- TRY IT
A faithful copy of the data is the goal; set it down exactly, without the images.

==============================

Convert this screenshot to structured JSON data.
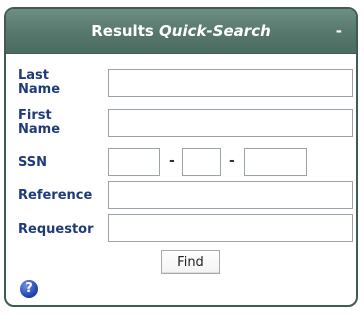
{
  "panel": {
    "title_main": "Results",
    "title_italic": "Quick-Search",
    "collapse_label": "-"
  },
  "form": {
    "last_name_line1": "Last",
    "last_name_line2": "Name",
    "first_name_line1": "First",
    "first_name_line2": "Name",
    "ssn_label": "SSN",
    "ssn_separator": "-",
    "reference_label": "Reference",
    "requestor_label": "Requestor",
    "find_label": "Find"
  },
  "icons": {
    "help": "help-icon",
    "help_glyph": "?"
  },
  "colors": {
    "header": "#56776c",
    "label": "#1f3b7a",
    "help": "#2a4fc0"
  }
}
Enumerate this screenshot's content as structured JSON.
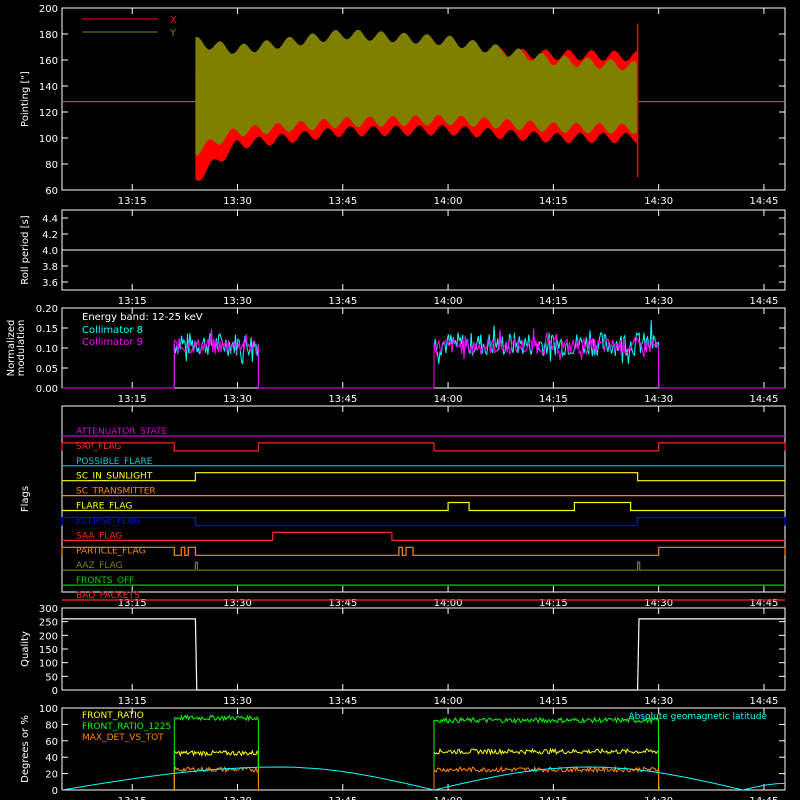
{
  "x_ticks": [
    "13:15",
    "13:30",
    "13:45",
    "14:00",
    "14:15",
    "14:30",
    "14:45"
  ],
  "chart_data": [
    {
      "type": "line",
      "ylabel": "Pointing [\"]",
      "xlim": [
        "13:05",
        "14:48"
      ],
      "ylim": [
        60,
        200
      ],
      "yticks": [
        60,
        80,
        100,
        120,
        140,
        160,
        180,
        200
      ],
      "legend_position": "top-left",
      "series": [
        {
          "name": "X",
          "color": "#ff0000",
          "baseline": 128,
          "active": [
            "13:24",
            "14:27"
          ],
          "envelope_upper": [
            [
              13.4,
              150
            ],
            [
              13.5,
              160
            ],
            [
              13.75,
              166
            ],
            [
              14.0,
              166
            ],
            [
              14.25,
              164
            ],
            [
              14.45,
              163
            ]
          ],
          "envelope_lower": [
            [
              13.4,
              68
            ],
            [
              13.5,
              95
            ],
            [
              13.75,
              105
            ],
            [
              14.0,
              106
            ],
            [
              14.25,
              100
            ],
            [
              14.45,
              100
            ]
          ]
        },
        {
          "name": "Y",
          "color": "#808000",
          "baseline": 128,
          "active": [
            "13:24",
            "14:27"
          ],
          "envelope_upper": [
            [
              13.4,
              174
            ],
            [
              13.5,
              168
            ],
            [
              13.75,
              180
            ],
            [
              14.0,
              175
            ],
            [
              14.25,
              160
            ],
            [
              14.45,
              155
            ]
          ],
          "envelope_lower": [
            [
              13.4,
              90
            ],
            [
              13.5,
              105
            ],
            [
              13.75,
              112
            ],
            [
              14.0,
              114
            ],
            [
              14.25,
              108
            ],
            [
              14.45,
              107
            ]
          ]
        }
      ]
    },
    {
      "type": "line",
      "ylabel": "Roll period [s]",
      "ylim": [
        3.5,
        4.5
      ],
      "yticks": [
        3.6,
        3.8,
        4.0,
        4.2,
        4.4
      ],
      "series": [
        {
          "name": "",
          "color": "#ffffff",
          "x": [
            "13:05",
            "14:48"
          ],
          "y": [
            4.0,
            4.0
          ]
        }
      ]
    },
    {
      "type": "line",
      "ylabel": "Normalized modulation",
      "ylim": [
        0,
        0.2
      ],
      "yticks": [
        0.0,
        0.05,
        0.1,
        0.15,
        0.2
      ],
      "annotation": "Energy band: 12-25 keV",
      "series": [
        {
          "name": "Collimator 8",
          "color": "#00ffff",
          "segments": [
            [
              "13:21",
              "13:33"
            ],
            [
              "13:58",
              "14:30"
            ]
          ],
          "level": 0.11,
          "spread": 0.03
        },
        {
          "name": "Collimator 9",
          "color": "#ff00ff",
          "segments": [
            [
              "13:21",
              "13:33"
            ],
            [
              "13:58",
              "14:30"
            ]
          ],
          "level": 0.105,
          "spread": 0.02
        }
      ]
    },
    {
      "type": "line",
      "ylabel": "Flags",
      "flags": [
        {
          "name": "ATTENUATOR_STATE",
          "color": "#cc00cc",
          "high": []
        },
        {
          "name": "SAP_FLAG",
          "color": "#ff2222",
          "high": [
            [
              "13:05",
              "13:21"
            ],
            [
              "13:33",
              "13:58"
            ],
            [
              "14:30",
              "14:48"
            ]
          ]
        },
        {
          "name": "POSSIBLE_FLARE",
          "color": "#00cccc",
          "high": []
        },
        {
          "name": "SC_IN_SUNLIGHT",
          "color": "#ffff00",
          "high": [
            [
              "13:24",
              "14:27"
            ]
          ]
        },
        {
          "name": "SC_TRANSMITTER",
          "color": "#ff8800",
          "high": []
        },
        {
          "name": "FLARE_FLAG",
          "color": "#ffff00",
          "high": [
            [
              "14:00",
              "14:03"
            ],
            [
              "14:18",
              "14:26"
            ]
          ]
        },
        {
          "name": "ECLIPSE_FLAG",
          "color": "#0000ff",
          "high": [
            [
              "13:05",
              "13:24"
            ],
            [
              "14:27",
              "14:48"
            ]
          ]
        },
        {
          "name": "SAA_FLAG",
          "color": "#ff2222",
          "high": [
            [
              "13:35",
              "13:52"
            ]
          ]
        },
        {
          "name": "PARTICLE_FLAG",
          "color": "#ff8800",
          "high": [
            [
              "13:05",
              "13:21"
            ],
            [
              "13:22",
              "13:22.5"
            ],
            [
              "13:23",
              "13:24"
            ],
            [
              "13:53",
              "13:53.5"
            ],
            [
              "13:54",
              "13:55"
            ],
            [
              "14:30",
              "14:48"
            ]
          ]
        },
        {
          "name": "AAZ_FLAG",
          "color": "#808000",
          "high": [
            [
              "13:24",
              "13:24.3"
            ],
            [
              "14:27",
              "14:27.3"
            ]
          ]
        },
        {
          "name": "FRONTS_OFF",
          "color": "#00cc00",
          "high": []
        },
        {
          "name": "BAD_PACKETS",
          "color": "#ff2222",
          "high": []
        }
      ]
    },
    {
      "type": "line",
      "ylabel": "Quality",
      "ylim": [
        0,
        300
      ],
      "yticks": [
        0,
        50,
        100,
        150,
        200,
        250,
        300
      ],
      "series": [
        {
          "name": "",
          "color": "#ffffff",
          "x": [
            "13:05",
            "13:24",
            "13:24.2",
            "14:27",
            "14:27.2",
            "14:48"
          ],
          "y": [
            260,
            260,
            0,
            0,
            260,
            260
          ]
        }
      ]
    },
    {
      "type": "line",
      "ylabel": "Degrees or %",
      "ylim": [
        0,
        100
      ],
      "yticks": [
        0,
        20,
        40,
        60,
        80,
        100
      ],
      "legend_position": "top-left",
      "annotation": "Absolute geomagnetic latitude",
      "series": [
        {
          "name": "FRONT_RATIO",
          "color": "#ffff00",
          "segments": [
            [
              "13:21",
              "13:33"
            ],
            [
              "13:58",
              "14:30"
            ]
          ],
          "levels": [
            45,
            47
          ]
        },
        {
          "name": "FRONT_RATIO_1225",
          "color": "#00ff00",
          "segments": [
            [
              "13:21",
              "13:33"
            ],
            [
              "13:58",
              "14:30"
            ]
          ],
          "levels": [
            88,
            85
          ]
        },
        {
          "name": "MAX_DET_VS_TOT",
          "color": "#ff8800",
          "segments": [
            [
              "13:21",
              "13:33"
            ],
            [
              "13:58",
              "14:30"
            ]
          ],
          "levels": [
            25,
            25
          ]
        },
        {
          "name": "Absolute geomagnetic latitude",
          "color": "#00ffff",
          "x": [
            "13:05",
            "13:36",
            "13:58",
            "14:20",
            "14:42",
            "14:48"
          ],
          "y": [
            0,
            28,
            0,
            28,
            0,
            8
          ]
        }
      ]
    }
  ]
}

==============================

- OUTPUT BELOW
Convert this screenshot to structured JSON data.
{
  "panel": {
    "title_main": "Results",
    "title_italic": "Quick-Search",
    "collapse_label": "-"
  },
  "form": {
    "last_name_line1": "Last",
    "last_name_line2": "Name",
    "first_name_line1": "First",
    "first_name_line2": "Name",
    "ssn_label": "SSN",
    "ssn_separator": "-",
    "reference_label": "Reference",
    "requestor_label": "Requestor",
    "find_label": "Find"
  },
  "icons": {
    "help": "help-icon",
    "help_glyph": "?"
  },
  "colors": {
    "header": "#56776c",
    "label": "#1f3b7a",
    "help": "#2a4fc0"
  }
}
Enumerate this screenshot's content as structured JSON.
{
  "x_ticks": [
    "13:15",
    "13:30",
    "13:45",
    "14:00",
    "14:15",
    "14:30",
    "14:45"
  ],
  "chart_data": [
    {
      "type": "line",
      "ylabel": "Pointing [\"]",
      "xlim": [
        "13:05",
        "14:48"
      ],
      "ylim": [
        60,
        200
      ],
      "yticks": [
        60,
        80,
        100,
        120,
        140,
        160,
        180,
        200
      ],
      "legend_position": "top-left",
      "series": [
        {
          "name": "X",
          "color": "#ff0000",
          "baseline": 128,
          "active": [
            "13:24",
            "14:27"
          ],
          "envelope_upper": [
            [
              13.4,
              150
            ],
            [
              13.5,
              160
            ],
            [
              13.75,
              166
            ],
            [
              14.0,
              166
            ],
            [
              14.25,
              164
            ],
            [
              14.45,
              163
            ]
          ],
          "envelope_lower": [
            [
              13.4,
              68
            ],
            [
              13.5,
              95
            ],
            [
              13.75,
              105
            ],
            [
              14.0,
              106
            ],
            [
              14.25,
              100
            ],
            [
              14.45,
              100
            ]
          ]
        },
        {
          "name": "Y",
          "color": "#808000",
          "baseline": 128,
          "active": [
            "13:24",
            "14:27"
          ],
          "envelope_upper": [
            [
              13.4,
              174
            ],
            [
              13.5,
              168
            ],
            [
              13.75,
              180
            ],
            [
              14.0,
              175
            ],
            [
              14.25,
              160
            ],
            [
              14.45,
              155
            ]
          ],
          "envelope_lower": [
            [
              13.4,
              90
            ],
            [
              13.5,
              105
            ],
            [
              13.75,
              112
            ],
            [
              14.0,
              114
            ],
            [
              14.25,
              108
            ],
            [
              14.45,
              107
            ]
          ]
        }
      ]
    },
    {
      "type": "line",
      "ylabel": "Roll period [s]",
      "ylim": [
        3.5,
        4.5
      ],
      "yticks": [
        3.6,
        3.8,
        4.0,
        4.2,
        4.4
      ],
      "series": [
        {
          "name": "",
          "color": "#ffffff",
          "x": [
            "13:05",
            "14:48"
          ],
          "y": [
            4.0,
            4.0
          ]
        }
      ]
    },
    {
      "type": "line",
      "ylabel": "Normalized modulation",
      "ylim": [
        0,
        0.2
      ],
      "yticks": [
        0.0,
        0.05,
        0.1,
        0.15,
        0.2
      ],
      "annotation": "Energy band: 12-25 keV",
      "series": [
        {
          "name": "Collimator 8",
          "color": "#00ffff",
          "segments": [
            [
              "13:21",
              "13:33"
            ],
            [
              "13:58",
              "14:30"
            ]
          ],
          "level": 0.11,
          "spread": 0.03
        },
        {
          "name": "Collimator 9",
          "color": "#ff00ff",
          "segments": [
            [
              "13:21",
              "13:33"
            ],
            [
              "13:58",
              "14:30"
            ]
          ],
          "level": 0.105,
          "spread": 0.02
        }
      ]
    },
    {
      "type": "line",
      "ylabel": "Flags",
      "flags": [
        {
          "name": "ATTENUATOR_STATE",
          "color": "#cc00cc",
          "high": []
        },
        {
          "name": "SAP_FLAG",
          "color": "#ff2222",
          "high": [
            [
              "13:05",
              "13:21"
            ],
            [
              "13:33",
              "13:58"
            ],
            [
              "14:30",
              "14:48"
            ]
          ]
        },
        {
          "name": "POSSIBLE_FLARE",
          "color": "#00cccc",
          "high": []
        },
        {
          "name": "SC_IN_SUNLIGHT",
          "color": "#ffff00",
          "high": [
            [
              "13:24",
              "14:27"
            ]
          ]
        },
        {
          "name": "SC_TRANSMITTER",
          "color": "#ff8800",
          "high": []
        },
        {
          "name": "FLARE_FLAG",
          "color": "#ffff00",
          "high": [
            [
              "14:00",
              "14:03"
            ],
            [
              "14:18",
              "14:26"
            ]
          ]
        },
        {
          "name": "ECLIPSE_FLAG",
          "color": "#0000ff",
          "high": [
            [
              "13:05",
              "13:24"
            ],
            [
              "14:27",
              "14:48"
            ]
          ]
        },
        {
          "name": "SAA_FLAG",
          "color": "#ff2222",
          "high": [
            [
              "13:35",
              "13:52"
            ]
          ]
        },
        {
          "name": "PARTICLE_FLAG",
          "color": "#ff8800",
          "high": [
            [
              "13:05",
              "13:21"
            ],
            [
              "13:22",
              "13:22.5"
            ],
            [
              "13:23",
              "13:24"
            ],
            [
              "13:53",
              "13:53.5"
            ],
            [
              "13:54",
              "13:55"
            ],
            [
              "14:30",
              "14:48"
            ]
          ]
        },
        {
          "name": "AAZ_FLAG",
          "color": "#808000",
          "high": [
            [
              "13:24",
              "13:24.3"
            ],
            [
              "14:27",
              "14:27.3"
            ]
          ]
        },
        {
          "name": "FRONTS_OFF",
          "color": "#00cc00",
          "high": []
        },
        {
          "name": "BAD_PACKETS",
          "color": "#ff2222",
          "high": []
        }
      ]
    },
    {
      "type": "line",
      "ylabel": "Quality",
      "ylim": [
        0,
        300
      ],
      "yticks": [
        0,
        50,
        100,
        150,
        200,
        250,
        300
      ],
      "series": [
        {
          "name": "",
          "color": "#ffffff",
          "x": [
            "13:05",
            "13:24",
            "13:24.2",
            "14:27",
            "14:27.2",
            "14:48"
          ],
          "y": [
            260,
            260,
            0,
            0,
            260,
            260
          ]
        }
      ]
    },
    {
      "type": "line",
      "ylabel": "Degrees or %",
      "ylim": [
        0,
        100
      ],
      "yticks": [
        0,
        20,
        40,
        60,
        80,
        100
      ],
      "legend_position": "top-left",
      "annotation": "Absolute geomagnetic latitude",
      "series": [
        {
          "name": "FRONT_RATIO",
          "color": "#ffff00",
          "segments": [
            [
              "13:21",
              "13:33"
            ],
            [
              "13:58",
              "14:30"
            ]
          ],
          "levels": [
            45,
            47
          ]
        },
        {
          "name": "FRONT_RATIO_1225",
          "color": "#00ff00",
          "segments": [
            [
              "13:21",
              "13:33"
            ],
            [
              "13:58",
              "14:30"
            ]
          ],
          "levels": [
            88,
            85
          ]
        },
        {
          "name": "MAX_DET_VS_TOT",
          "color": "#ff8800",
          "segments": [
            [
              "13:21",
              "13:33"
            ],
            [
              "13:58",
              "14:30"
            ]
          ],
          "levels": [
            25,
            25
          ]
        },
        {
          "name": "Absolute geomagnetic latitude",
          "color": "#00ffff",
          "x": [
            "13:05",
            "13:36",
            "13:58",
            "14:20",
            "14:42",
            "14:48"
          ],
          "y": [
            0,
            28,
            0,
            28,
            0,
            8
          ]
        }
      ]
    }
  ]
}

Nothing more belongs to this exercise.